**What the exercise asks**.
Produce the full set of records below once more, exactly as they stand.

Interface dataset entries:
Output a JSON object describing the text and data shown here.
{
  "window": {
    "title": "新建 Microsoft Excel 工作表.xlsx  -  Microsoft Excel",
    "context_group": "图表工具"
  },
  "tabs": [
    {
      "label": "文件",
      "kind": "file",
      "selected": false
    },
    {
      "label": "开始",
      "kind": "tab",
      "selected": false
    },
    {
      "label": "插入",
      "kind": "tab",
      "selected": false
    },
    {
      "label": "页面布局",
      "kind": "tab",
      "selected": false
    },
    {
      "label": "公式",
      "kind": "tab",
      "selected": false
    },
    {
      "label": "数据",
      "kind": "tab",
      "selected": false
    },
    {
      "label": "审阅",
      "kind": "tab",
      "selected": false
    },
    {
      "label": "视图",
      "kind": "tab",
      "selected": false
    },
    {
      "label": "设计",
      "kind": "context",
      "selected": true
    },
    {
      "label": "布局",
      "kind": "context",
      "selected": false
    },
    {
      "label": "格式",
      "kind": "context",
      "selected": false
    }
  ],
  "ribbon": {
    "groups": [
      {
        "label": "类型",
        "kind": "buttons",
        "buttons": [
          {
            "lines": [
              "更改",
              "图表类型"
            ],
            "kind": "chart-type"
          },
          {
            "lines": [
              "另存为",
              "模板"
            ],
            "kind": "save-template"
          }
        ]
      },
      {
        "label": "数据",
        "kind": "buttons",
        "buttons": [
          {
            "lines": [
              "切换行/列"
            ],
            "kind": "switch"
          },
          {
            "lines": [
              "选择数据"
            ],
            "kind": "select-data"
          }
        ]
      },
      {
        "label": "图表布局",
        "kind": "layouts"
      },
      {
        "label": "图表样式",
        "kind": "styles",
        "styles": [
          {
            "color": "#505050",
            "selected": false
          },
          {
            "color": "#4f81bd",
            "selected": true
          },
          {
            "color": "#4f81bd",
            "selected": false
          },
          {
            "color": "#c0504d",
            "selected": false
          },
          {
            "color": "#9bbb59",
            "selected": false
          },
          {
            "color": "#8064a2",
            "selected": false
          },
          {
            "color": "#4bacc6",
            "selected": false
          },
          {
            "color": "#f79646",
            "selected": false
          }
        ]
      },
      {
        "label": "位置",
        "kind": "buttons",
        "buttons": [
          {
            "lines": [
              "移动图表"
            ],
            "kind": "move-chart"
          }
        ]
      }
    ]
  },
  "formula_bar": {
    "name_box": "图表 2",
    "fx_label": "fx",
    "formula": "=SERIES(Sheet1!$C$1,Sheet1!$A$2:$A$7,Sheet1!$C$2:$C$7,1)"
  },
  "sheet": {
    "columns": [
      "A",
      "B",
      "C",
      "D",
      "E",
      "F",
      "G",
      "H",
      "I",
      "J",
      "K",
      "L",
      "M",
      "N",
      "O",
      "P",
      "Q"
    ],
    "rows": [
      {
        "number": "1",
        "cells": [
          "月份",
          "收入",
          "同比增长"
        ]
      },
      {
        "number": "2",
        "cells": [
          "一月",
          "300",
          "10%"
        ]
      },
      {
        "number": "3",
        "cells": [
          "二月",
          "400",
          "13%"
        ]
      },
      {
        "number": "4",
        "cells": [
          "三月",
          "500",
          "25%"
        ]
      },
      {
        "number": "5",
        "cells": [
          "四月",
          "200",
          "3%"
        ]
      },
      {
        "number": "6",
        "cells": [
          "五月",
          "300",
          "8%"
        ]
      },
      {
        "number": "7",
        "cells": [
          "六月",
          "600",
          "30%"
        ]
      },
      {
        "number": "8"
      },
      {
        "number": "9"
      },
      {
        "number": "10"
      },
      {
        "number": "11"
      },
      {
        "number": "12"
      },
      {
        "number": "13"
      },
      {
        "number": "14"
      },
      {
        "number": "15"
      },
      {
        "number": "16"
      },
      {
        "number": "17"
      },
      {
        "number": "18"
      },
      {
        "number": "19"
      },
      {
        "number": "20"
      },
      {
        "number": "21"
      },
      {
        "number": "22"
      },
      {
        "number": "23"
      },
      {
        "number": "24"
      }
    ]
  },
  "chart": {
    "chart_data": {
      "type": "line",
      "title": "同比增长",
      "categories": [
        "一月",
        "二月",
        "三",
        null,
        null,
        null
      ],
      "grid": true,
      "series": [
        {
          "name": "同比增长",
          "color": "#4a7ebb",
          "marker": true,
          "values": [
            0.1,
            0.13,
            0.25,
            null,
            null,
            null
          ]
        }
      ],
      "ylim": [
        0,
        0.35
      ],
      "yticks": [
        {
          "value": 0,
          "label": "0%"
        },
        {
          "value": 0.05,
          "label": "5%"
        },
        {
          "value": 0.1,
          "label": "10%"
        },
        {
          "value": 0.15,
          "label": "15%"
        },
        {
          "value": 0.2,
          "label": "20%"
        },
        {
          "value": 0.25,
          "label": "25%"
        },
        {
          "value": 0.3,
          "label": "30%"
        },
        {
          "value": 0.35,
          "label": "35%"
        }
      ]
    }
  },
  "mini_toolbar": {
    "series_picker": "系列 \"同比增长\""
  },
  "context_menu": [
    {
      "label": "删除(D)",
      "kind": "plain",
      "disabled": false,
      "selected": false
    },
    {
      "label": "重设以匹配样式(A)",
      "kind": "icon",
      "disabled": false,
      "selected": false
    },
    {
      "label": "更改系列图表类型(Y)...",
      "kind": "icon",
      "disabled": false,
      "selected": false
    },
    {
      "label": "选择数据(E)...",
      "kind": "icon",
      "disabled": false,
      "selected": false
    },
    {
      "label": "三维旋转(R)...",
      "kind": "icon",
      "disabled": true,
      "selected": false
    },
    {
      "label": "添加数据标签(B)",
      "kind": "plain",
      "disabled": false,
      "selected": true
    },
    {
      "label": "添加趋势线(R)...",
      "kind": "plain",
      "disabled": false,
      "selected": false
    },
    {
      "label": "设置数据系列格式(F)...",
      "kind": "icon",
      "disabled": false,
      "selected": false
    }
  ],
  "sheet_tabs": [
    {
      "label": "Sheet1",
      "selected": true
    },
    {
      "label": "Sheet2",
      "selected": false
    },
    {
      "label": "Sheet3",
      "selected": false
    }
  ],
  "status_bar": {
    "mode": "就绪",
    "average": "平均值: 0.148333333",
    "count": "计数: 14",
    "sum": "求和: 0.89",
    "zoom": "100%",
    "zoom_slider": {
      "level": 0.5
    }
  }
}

**Response for this exercise**.
Output a JSON object describing the text and data shown here.
{
  "window": {
    "title": "新建 Microsoft Excel 工作表.xlsx  -  Microsoft Excel",
    "context_group": "图表工具"
  },
  "tabs": [
    {
      "label": "文件",
      "kind": "file",
      "selected": false
    },
    {
      "label": "开始",
      "kind": "tab",
      "selected": false
    },
    {
      "label": "插入",
      "kind": "tab",
      "selected": false
    },
    {
      "label": "页面布局",
      "kind": "tab",
      "selected": false
    },
    {
      "label": "公式",
      "kind": "tab",
      "selected": false
    },
    {
      "label": "数据",
      "kind": "tab",
      "selected": false
    },
    {
      "label": "审阅",
      "kind": "tab",
      "selected": false
    },
    {
      "label": "视图",
      "kind": "tab",
      "selected": false
    },
    {
      "label": "设计",
      "kind": "context",
      "selected": true
    },
    {
      "label": "布局",
      "kind": "context",
      "selected": false
    },
    {
      "label": "格式",
      "kind": "context",
      "selected": false
    }
  ],
  "ribbon": {
    "groups": [
      {
        "label": "类型",
        "kind": "buttons",
        "buttons": [
          {
            "lines": [
              "更改",
              "图表类型"
            ],
            "kind": "chart-type"
          },
          {
            "lines": [
              "另存为",
              "模板"
            ],
            "kind": "save-template"
          }
        ]
      },
      {
        "label": "数据",
        "kind": "buttons",
        "buttons": [
          {
            "lines": [
              "切换行/列"
            ],
            "kind": "switch"
          },
          {
            "lines": [
              "选择数据"
            ],
            "kind": "select-data"
          }
        ]
      },
      {
        "label": "图表布局",
        "kind": "layouts"
      },
      {
        "label": "图表样式",
        "kind": "styles",
        "styles": [
          {
            "color": "#505050",
            "selected": false
          },
          {
            "color": "#4f81bd",
            "selected": true
          },
          {
            "color": "#4f81bd",
            "selected": false
          },
          {
            "color": "#c0504d",
            "selected": false
          },
          {
            "color": "#9bbb59",
            "selected": false
          },
          {
            "color": "#8064a2",
            "selected": false
          },
          {
            "color": "#4bacc6",
            "selected": false
          },
          {
            "color": "#f79646",
            "selected": false
          }
        ]
      },
      {
        "label": "位置",
        "kind": "buttons",
        "buttons": [
          {
            "lines": [
              "移动图表"
            ],
            "kind": "move-chart"
          }
        ]
      }
    ]
  },
  "formula_bar": {
    "name_box": "图表 2",
    "fx_label": "fx",
    "formula": "=SERIES(Sheet1!$C$1,Sheet1!$A$2:$A$7,Sheet1!$C$2:$C$7,1)"
  },
  "sheet": {
    "columns": [
      "A",
      "B",
      "C",
      "D",
      "E",
      "F",
      "G",
      "H",
      "I",
      "J",
      "K",
      "L",
      "M",
      "N",
      "O",
      "P",
      "Q"
    ],
    "rows": [
      {
        "number": "1",
        "cells": [
          "月份",
          "收入",
          "同比增长"
        ]
      },
      {
        "number": "2",
        "cells": [
          "一月",
          "300",
          "10%"
        ]
      },
      {
        "number": "3",
        "cells": [
          "二月",
          "400",
          "13%"
        ]
      },
      {
        "number": "4",
        "cells": [
          "三月",
          "500",
          "25%"
        ]
      },
      {
        "number": "5",
        "cells": [
          "四月",
          "200",
          "3%"
        ]
      },
      {
        "number": "6",
        "cells": [
          "五月",
          "300",
          "8%"
        ]
      },
      {
        "number": "7",
        "cells": [
          "六月",
          "600",
          "30%"
        ]
      },
      {
        "number": "8"
      },
      {
        "number": "9"
      },
      {
        "number": "10"
      },
      {
        "number": "11"
      },
      {
        "number": "12"
      },
      {
        "number": "13"
      },
      {
        "number": "14"
      },
      {
        "number": "15"
      },
      {
        "number": "16"
      },
      {
        "number": "17"
      },
      {
        "number": "18"
      },
      {
        "number": "19"
      },
      {
        "number": "20"
      },
      {
        "number": "21"
      },
      {
        "number": "22"
      },
      {
        "number": "23"
      },
      {
        "number": "24"
      }
    ]
  },
  "chart": {
    "chart_data": {
      "type": "line",
      "title": "同比增长",
      "categories": [
        "一月",
        "二月",
        "三",
        null,
        null,
        null
      ],
      "grid": true,
      "series": [
        {
          "name": "同比增长",
          "color": "#4a7ebb",
          "marker": true,
          "values": [
            0.1,
            0.13,
            0.25,
            null,
            null,
            null
          ]
        }
      ],
      "ylim": [
        0,
        0.35
      ],
      "yticks": [
        {
          "value": 0,
          "label": "0%"
        },
        {
          "value": 0.05,
          "label": "5%"
        },
        {
          "value": 0.1,
          "label": "10%"
        },
        {
          "value": 0.15,
          "label": "15%"
        },
        {
          "value": 0.2,
          "label": "20%"
        },
        {
          "value": 0.25,
          "label": "25%"
        },
        {
          "value": 0.3,
          "label": "30%"
        },
        {
          "value": 0.35,
          "label": "35%"
        }
      ]
    }
  },
  "mini_toolbar": {
    "series_picker": "系列 \"同比增长\""
  },
  "context_menu": [
    {
      "label": "删除(D)",
      "kind": "plain",
      "disabled": false,
      "selected": false
    },
    {
      "label": "重设以匹配样式(A)",
      "kind": "icon",
      "disabled": false,
      "selected": false
    },
    {
      "label": "更改系列图表类型(Y)...",
      "kind": "icon",
      "disabled": false,
      "selected": false
    },
    {
      "label": "选择数据(E)...",
      "kind": "icon",
      "disabled": false,
      "selected": false
    },
    {
      "label": "三维旋转(R)...",
      "kind": "icon",
      "disabled": true,
      "selected": false
    },
    {
      "label": "添加数据标签(B)",
      "kind": "plain",
      "disabled": false,
      "selected": true
    },
    {
      "label": "添加趋势线(R)...",
      "kind": "plain",
      "disabled": false,
      "selected": false
    },
    {
      "label": "设置数据系列格式(F)...",
      "kind": "icon",
      "disabled": false,
      "selected": false
    }
  ],
  "sheet_tabs": [
    {
      "label": "Sheet1",
      "selected": true
    },
    {
      "label": "Sheet2",
      "selected": false
    },
    {
      "label": "Sheet3",
      "selected": false
    }
  ],
  "status_bar": {
    "mode": "就绪",
    "average": "平均值: 0.148333333",
    "count": "计数: 14",
    "sum": "求和: 0.89",
    "zoom": "100%",
    "zoom_slider": {
      "level": 0.5
    }
  }
}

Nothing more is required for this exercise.